New Detroit Lions defensive coordinator Aaron Glenn has a big job in front of him.
Glenn, along with new Lions head coach Dan Campbell, have the unenviable task of transforming a Detroit Lions defense that set new franchise records in points and yards allowed this past season into a respectable unit.
Glenn, who comes to Detroit after spending the past five seasons as the secondary coach for the New Orleans Saints, brings more than 24 years of experience in the NFL including playing, front office and coaching experience with him to the Lions.
The Lions need to retool that side of the ball this offseason, but Glenn does like some of the pieces he's inheriting, including some of the players the former regime put together in Detroit's secondary.
Glenn said the biggest thing he's tasked with is changing the narrative and confidence among some of the players on defense. He said confident players play fast, and that's what he wants to build in Detroit.
"Let those guys let loose," Glenn said. "We don't need a lot of thinking out there. We just want the guys to understand, 'What's my job? What do my eyes have to be coach? What do I have to do?' They are going to go out there and play fast and play with confidence and it's our job to let that happen."
The Lions have some young players in their secondary with some potential, starting with Jeff Okudah, the No. 3 overall pick in last year's NFL Draft. Okudah's rookie season didn't go as he probably would have hoped. There were some up-and-down moments in coverage, but he showed a tenacity against the run, and it was revealed late in the season he'd been battling a core injury that required surgery in December that had affected his play all season.
"I think 2020 was definitely a year of growth," Okudah said after the season. "Really, since I've been playing football, just my most adverse year with everything I had to go through, me myself and as a team. I know for me personally, it was just a different year. Just having to deal with injuries, and obviously you want to win more when you're a competitor. Obviously, you want to play better from that perspective. It was really hard to come to terms with just not playing to the standards of the City of Detroit and what they expect to see out there.
"I think going forward, definitely have that on my mind and definitely something that's really going to fuel my hunger this offseason. Not necessarily trying to prove everyone wrong, just trying to prove a lot of people right."
Glenn said the Lions secondary reminds him of the secondary he had in New Orleans with cornerback Marshon Latimore leading that unit, along with safety Marcus Williams. Glenn helped mold those guys, and he is excited about doing the same in Detroit with young cornerbacks Okudah and Amani Oruwariye, and safeties Tracy Walker and Will Harris.
Glenn gets a chance to work with and develop those young players, which should be exciting for Lions fans given Glenn's resume in New Orleans.
"I'm excited about that secondary," Glenn said. "I know those guys will do a good job for us."
Detroit ranked last in the NFL last year defending passes of 20-plus yards in the air, last in opponent passer rating and 31st in passing first downs allowed.

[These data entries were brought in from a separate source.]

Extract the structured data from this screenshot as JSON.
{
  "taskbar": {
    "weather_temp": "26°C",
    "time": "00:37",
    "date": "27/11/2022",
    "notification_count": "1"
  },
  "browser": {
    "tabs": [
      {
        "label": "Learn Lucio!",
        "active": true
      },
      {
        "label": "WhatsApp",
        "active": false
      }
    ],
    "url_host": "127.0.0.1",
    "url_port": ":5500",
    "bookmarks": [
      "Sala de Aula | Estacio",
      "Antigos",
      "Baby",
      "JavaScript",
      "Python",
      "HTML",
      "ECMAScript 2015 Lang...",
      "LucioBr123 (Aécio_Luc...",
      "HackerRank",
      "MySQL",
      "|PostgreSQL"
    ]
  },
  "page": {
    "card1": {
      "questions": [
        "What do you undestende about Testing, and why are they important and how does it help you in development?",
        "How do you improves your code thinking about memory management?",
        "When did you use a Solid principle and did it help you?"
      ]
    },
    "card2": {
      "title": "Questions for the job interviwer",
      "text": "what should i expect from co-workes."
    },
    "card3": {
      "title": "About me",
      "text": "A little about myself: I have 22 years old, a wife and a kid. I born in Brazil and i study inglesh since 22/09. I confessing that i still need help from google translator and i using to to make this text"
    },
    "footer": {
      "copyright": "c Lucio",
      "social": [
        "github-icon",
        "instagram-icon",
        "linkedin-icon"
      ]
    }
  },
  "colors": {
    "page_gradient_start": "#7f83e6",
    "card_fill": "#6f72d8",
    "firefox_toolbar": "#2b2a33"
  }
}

Glenn said he wants to be a tough-minded team. Tough, smart, confident and athletic players win in this league.
"I'm excited to get my hands on these young guys," Glenn said of Detroit's secondary. "When you have guys of that age (four starters with less than four years of experience) you can mold them and train them exactly the way you want them to go."
Glenn said he needs Detroit's secondary to play well for this defense to improve, and he expects they will do so next season.

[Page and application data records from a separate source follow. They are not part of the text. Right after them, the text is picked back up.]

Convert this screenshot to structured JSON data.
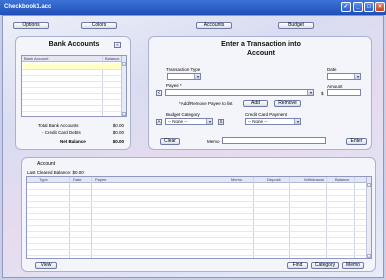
{
  "window": {
    "title": "Checkbook1.acc"
  },
  "toolbar": {
    "options": "Options",
    "colors": "Colors",
    "accounts": "Accounts",
    "budget": "Budget"
  },
  "bank": {
    "title": "Bank Accounts",
    "collapse": "«",
    "col_account": "Bank Account",
    "col_balance": "Balance",
    "total_label": "Total Bank Accounts",
    "total_value": "$0.00",
    "credit_label": "- Credit Card Debts",
    "credit_value": "$0.00",
    "net_label": "Net Balance",
    "net_value": "$0.00"
  },
  "txn": {
    "title_line1": "Enter a Transaction into",
    "title_line2": "Account",
    "type_label": "Transaction Type",
    "payee_label": "Payee *",
    "date_label": "Date",
    "amount_label": "Amount",
    "currency": "$",
    "add_remove_label": "*Add/Remove Payee to list",
    "add_button": "Add",
    "remove_button": "Remove",
    "budget_label": "Budget Category",
    "budget_value": "-- None --",
    "credit_label": "Credit Card Payment",
    "credit_value": "-- None --",
    "memo_label": "Memo",
    "clear_button": "Clear",
    "enter_button": "Enter",
    "plus": "+",
    "left_small": "<",
    "budget_btn": "A",
    "budget_btn2": "S"
  },
  "account": {
    "title": "Account",
    "cleared": "Last Cleared Balance: $0.00",
    "columns": [
      "Type",
      "Date",
      "Payee",
      "Memo",
      "Deposit",
      "Withdrawal",
      "Balance"
    ],
    "view_button": "View",
    "find_button": "Find",
    "category_button": "Category",
    "memo_button": "Memo"
  },
  "colors": {
    "title_bar": "#1f4fb7",
    "highlight_row": "#ffffc8"
  }
}
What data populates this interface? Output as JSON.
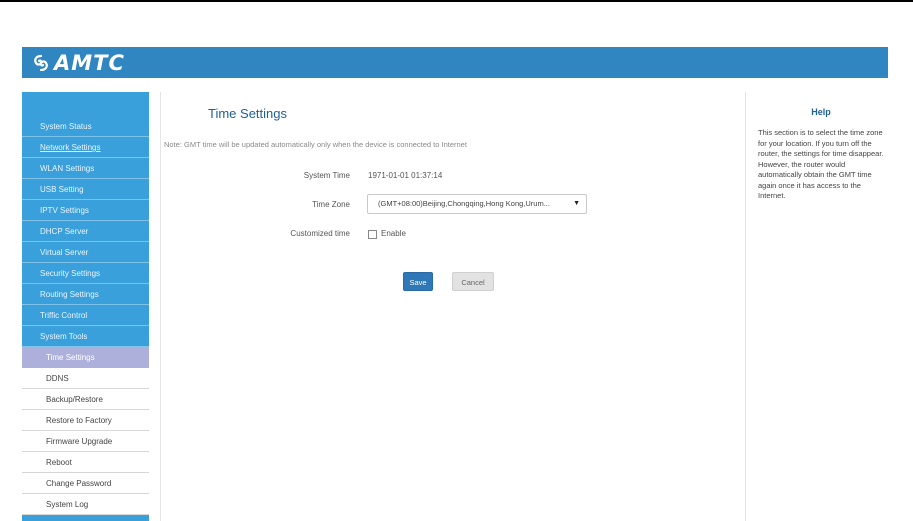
{
  "brand": {
    "name": "AMTC",
    "color": "#2f86c0"
  },
  "sidebar": {
    "items": [
      {
        "label": "System Status"
      },
      {
        "label": "Network Settings"
      },
      {
        "label": "WLAN Settings"
      },
      {
        "label": "USB Setting"
      },
      {
        "label": "IPTV Settings"
      },
      {
        "label": "DHCP Server"
      },
      {
        "label": "Virtual Server"
      },
      {
        "label": "Security Settings"
      },
      {
        "label": "Routing Settings"
      },
      {
        "label": "Triffic Control"
      },
      {
        "label": "System Tools"
      }
    ],
    "subitems": [
      {
        "label": "Time Settings"
      },
      {
        "label": "DDNS"
      },
      {
        "label": "Backup/Restore"
      },
      {
        "label": "Restore to Factory"
      },
      {
        "label": "Firmware Upgrade"
      },
      {
        "label": "Reboot"
      },
      {
        "label": "Change Password"
      },
      {
        "label": "System Log"
      }
    ]
  },
  "main": {
    "title": "Time Settings",
    "note": "Note: GMT time will be updated automatically only when the device is connected to Internet",
    "system_time_label": "System Time",
    "system_time_value": "1971-01-01 01:37:14",
    "time_zone_label": "Time Zone",
    "time_zone_value": "(GMT+08:00)Beijing,Chongqing,Hong Kong,Urum...",
    "customized_time_label": "Customized time",
    "enable_label": "Enable",
    "save_label": "Save",
    "cancel_label": "Cancel"
  },
  "help": {
    "title": "Help",
    "text": "This section is to select the time zone for your location. If you turn off the router, the settings for time disappear. However, the router would automatically obtain the GMT time again once it has access to the Internet."
  }
}
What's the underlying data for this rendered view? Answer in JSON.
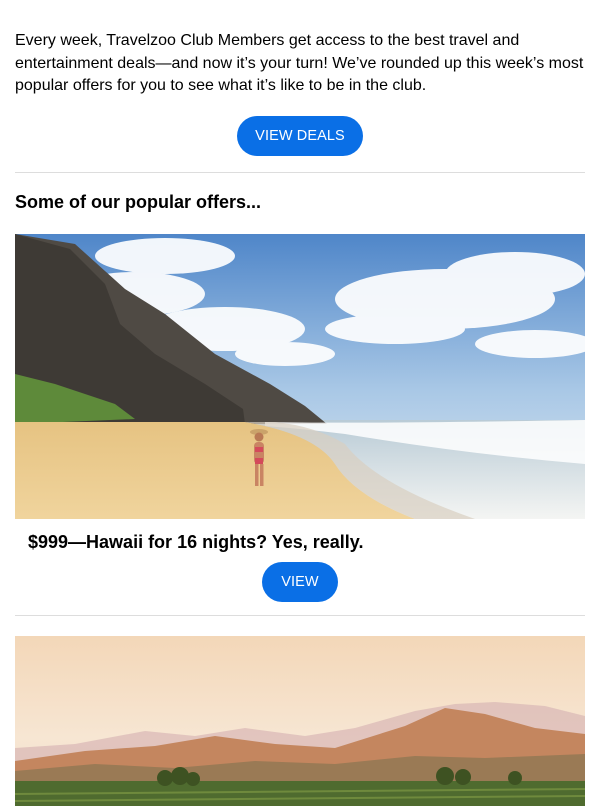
{
  "intro": {
    "text": "Every week, Travelzoo Club Members get access to the best travel and entertainment deals—and now it’s your turn! We’ve rounded up this week’s most popular offers for you to see what it’s like to be in the club."
  },
  "cta": {
    "view_deals_label": "VIEW DEALS"
  },
  "section": {
    "title": "Some of our popular offers..."
  },
  "offers": [
    {
      "title": "$999—Hawaii for 16 nights? Yes, really.",
      "button_label": "VIEW"
    }
  ],
  "colors": {
    "button": "#0a6fe6",
    "divider": "#dddddd"
  }
}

Glenn's overall theme talking about his new defense in Detroit was that he wanted his players to be the best version of themselves coming into this year. He wants competition to push players, and he hopes every player is pushed for their starting job.

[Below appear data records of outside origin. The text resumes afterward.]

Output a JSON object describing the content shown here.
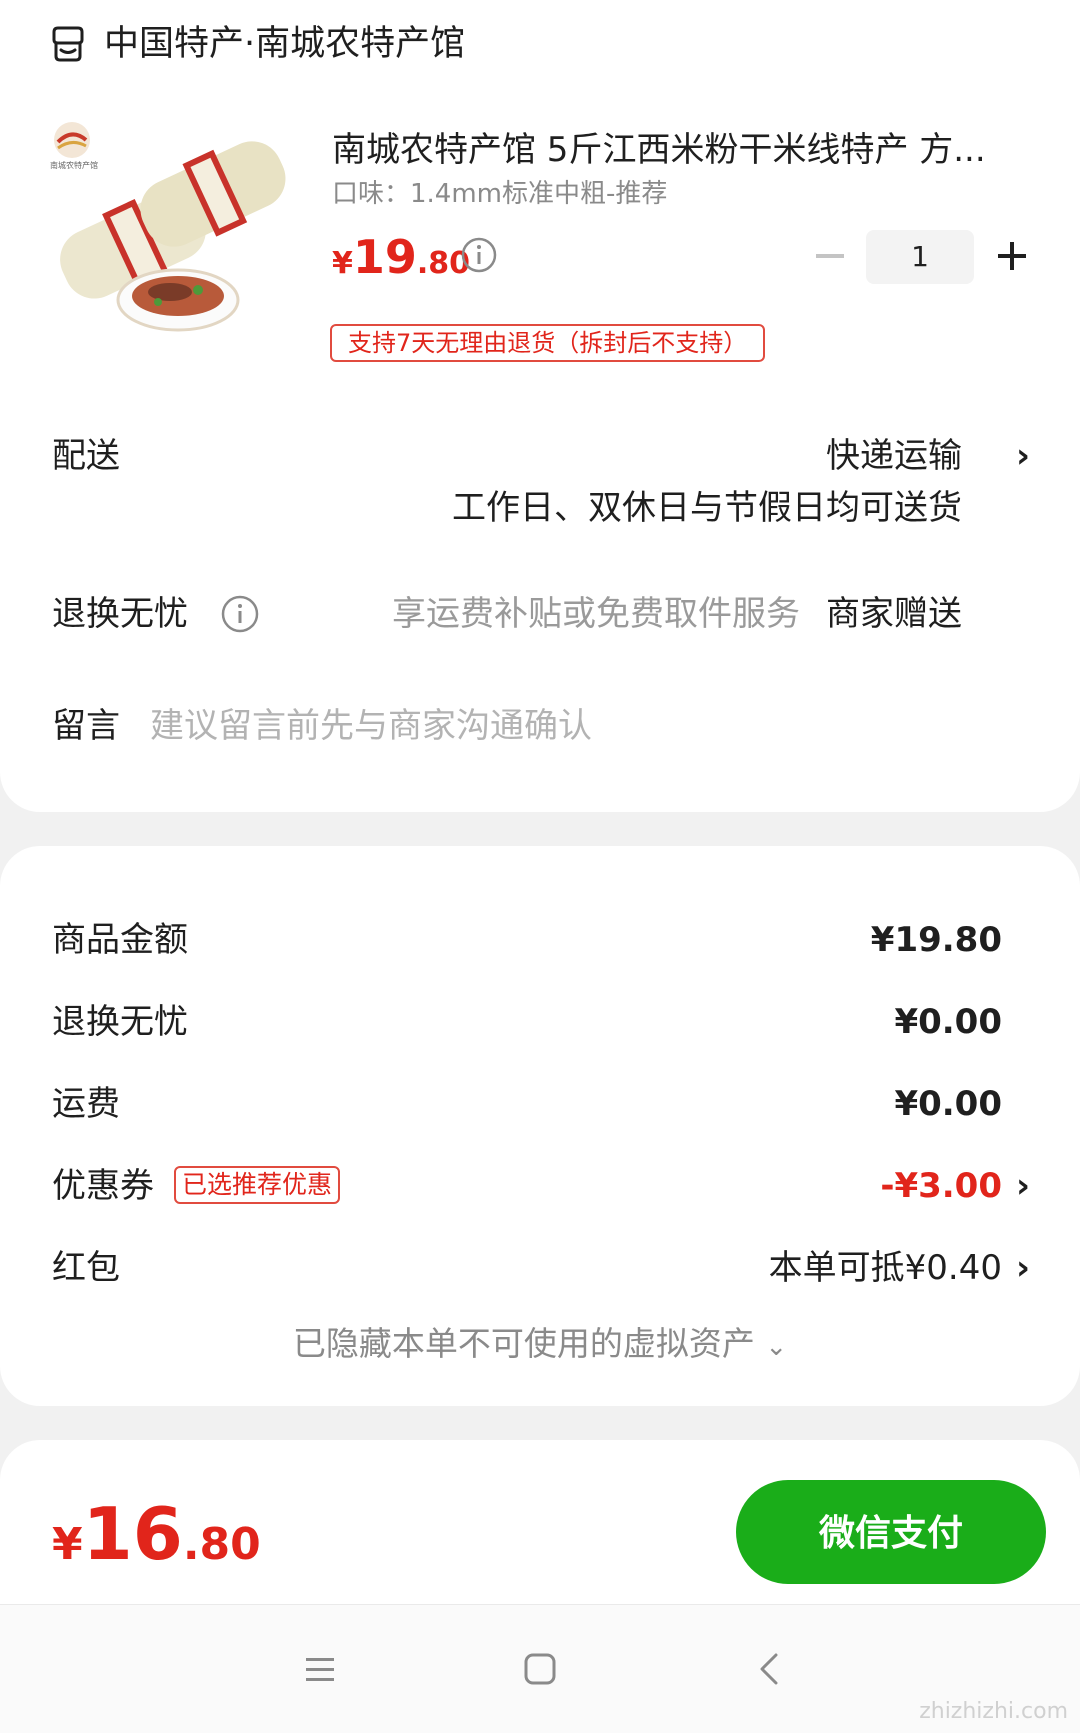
{
  "shop": {
    "name": "中国特产·南城农特产馆",
    "icon": "shop-icon"
  },
  "product": {
    "title": "南城农特产馆 5斤江西米粉干米线特产 方...",
    "spec": "口味：1.4mm标准中粗-推荐",
    "price_symbol": "¥",
    "price_int": "19",
    "price_dec": ".80",
    "quantity": "1",
    "return_tag": "支持7天无理由退货（拆封后不支持）",
    "image_logo_text": "南城农特产馆"
  },
  "delivery": {
    "label": "配送",
    "method": "快递运输",
    "note": "工作日、双休日与节假日均可送货"
  },
  "exchange": {
    "label": "退换无忧",
    "desc": "享运费补贴或免费取件服务",
    "value": "商家赠送"
  },
  "message": {
    "label": "留言",
    "placeholder": "建议留言前先与商家沟通确认"
  },
  "summary": {
    "goods_label": "商品金额",
    "goods_value": "¥19.80",
    "exchange_label": "退换无忧",
    "exchange_value": "¥0.00",
    "shipping_label": "运费",
    "shipping_value": "¥0.00",
    "coupon_label": "优惠券",
    "coupon_badge": "已选推荐优惠",
    "coupon_value": "-¥3.00",
    "redpack_label": "红包",
    "redpack_value": "本单可抵¥0.40",
    "hidden_note": "已隐藏本单不可使用的虚拟资产"
  },
  "footer": {
    "total_symbol": "¥",
    "total_int": "16",
    "total_dec": ".80",
    "pay_label": "微信支付"
  },
  "watermark": "zhizhizhi.com",
  "colors": {
    "accent_red": "#e1251b",
    "pay_green": "#1aad19",
    "background": "#f1f1f1"
  }
}
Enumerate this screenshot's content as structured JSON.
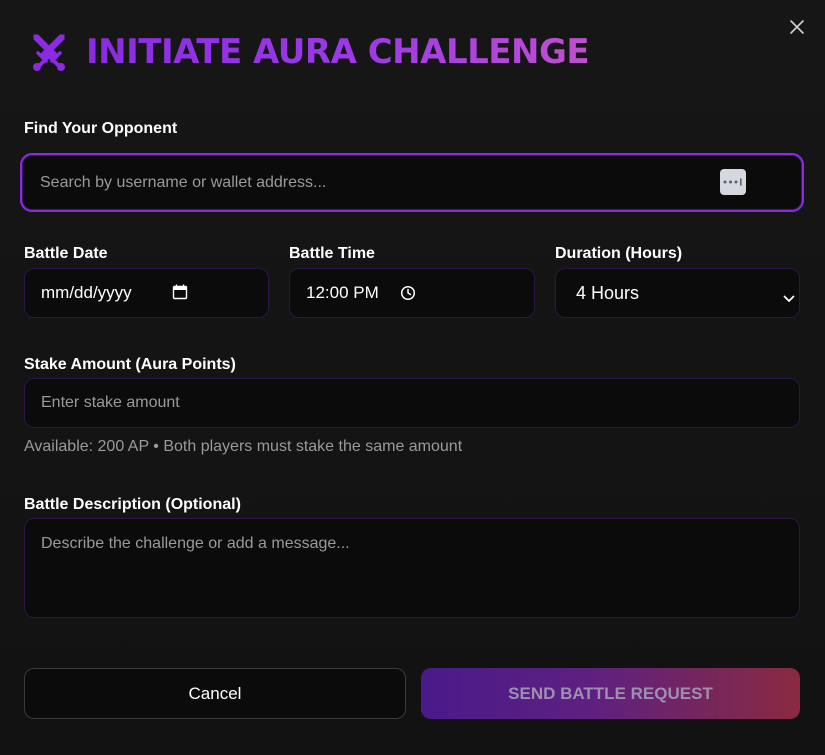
{
  "dialog": {
    "title": "INITIATE AURA CHALLENGE",
    "icon": "crossed-swords-icon",
    "close_icon": "close-icon"
  },
  "opponent": {
    "label": "Find Your Opponent",
    "placeholder": "Search by username or wallet address...",
    "addon_icon": "more-dots-icon"
  },
  "battle_date": {
    "label": "Battle Date",
    "value": "mm/dd/yyyy",
    "icon": "calendar-icon"
  },
  "battle_time": {
    "label": "Battle Time",
    "value": "12:00 PM",
    "icon": "clock-icon"
  },
  "duration": {
    "label": "Duration (Hours)",
    "selected": "4 Hours",
    "icon": "chevron-down-icon"
  },
  "stake": {
    "label": "Stake Amount (Aura Points)",
    "placeholder": "Enter stake amount",
    "hint": "Available: 200 AP • Both players must stake the same amount"
  },
  "description": {
    "label": "Battle Description (Optional)",
    "placeholder": "Describe the challenge or add a message..."
  },
  "actions": {
    "cancel_label": "Cancel",
    "send_label": "SEND BATTLE REQUEST"
  },
  "colors": {
    "accent": "#8a2be2",
    "background": "#121212",
    "field_background": "#0b0b0b"
  }
}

Glenn wants to simplify the defense. He said they won't be simple to the point they're a target, but they will be simple enough that the players know what they're doing and can play faster.